Saved data entries

---------------

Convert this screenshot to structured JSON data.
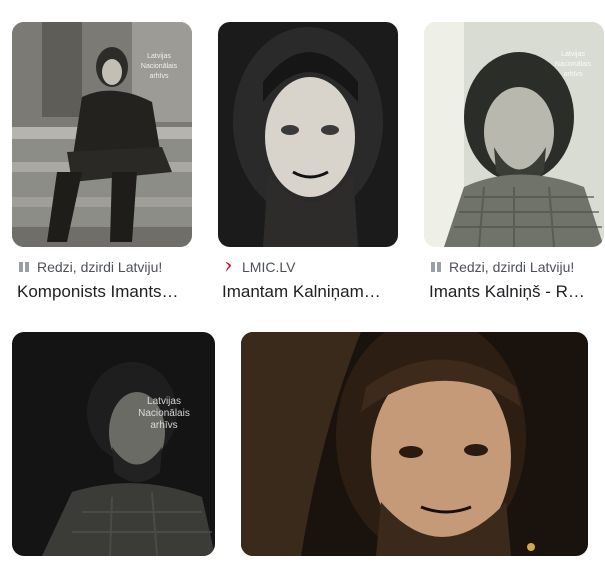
{
  "results": [
    {
      "source": "Redzi, dzirdi Latviju!",
      "source_icon": "book-icon",
      "title": "Komponists Imants…",
      "watermark": "Latvijas Nacionālais arhīvs"
    },
    {
      "source": "LMIC.LV",
      "source_icon": "lmic-logo-icon",
      "title": "Imantam Kalniņam…"
    },
    {
      "source": "Redzi, dzirdi Latviju!",
      "source_icon": "book-icon",
      "title": "Imants Kalniņš - R…",
      "watermark": "Latvijas Nacionālais arhīvs"
    },
    {
      "watermark": "Latvijas Nacionālais arhīvs"
    },
    {}
  ],
  "colors": {
    "title_text": "#202124",
    "source_text": "#4d5156",
    "lmic_logo": "#c8102e"
  }
}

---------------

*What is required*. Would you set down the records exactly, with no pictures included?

*Solution for this problem*.
Convert this screenshot to structured JSON data.
{
  "results": [
    {
      "source": "Redzi, dzirdi Latviju!",
      "source_icon": "book-icon",
      "title": "Komponists Imants…",
      "watermark": "Latvijas Nacionālais arhīvs"
    },
    {
      "source": "LMIC.LV",
      "source_icon": "lmic-logo-icon",
      "title": "Imantam Kalniņam…"
    },
    {
      "source": "Redzi, dzirdi Latviju!",
      "source_icon": "book-icon",
      "title": "Imants Kalniņš - R…",
      "watermark": "Latvijas Nacionālais arhīvs"
    },
    {
      "watermark": "Latvijas Nacionālais arhīvs"
    },
    {}
  ],
  "colors": {
    "title_text": "#202124",
    "source_text": "#4d5156",
    "lmic_logo": "#c8102e"
  }
}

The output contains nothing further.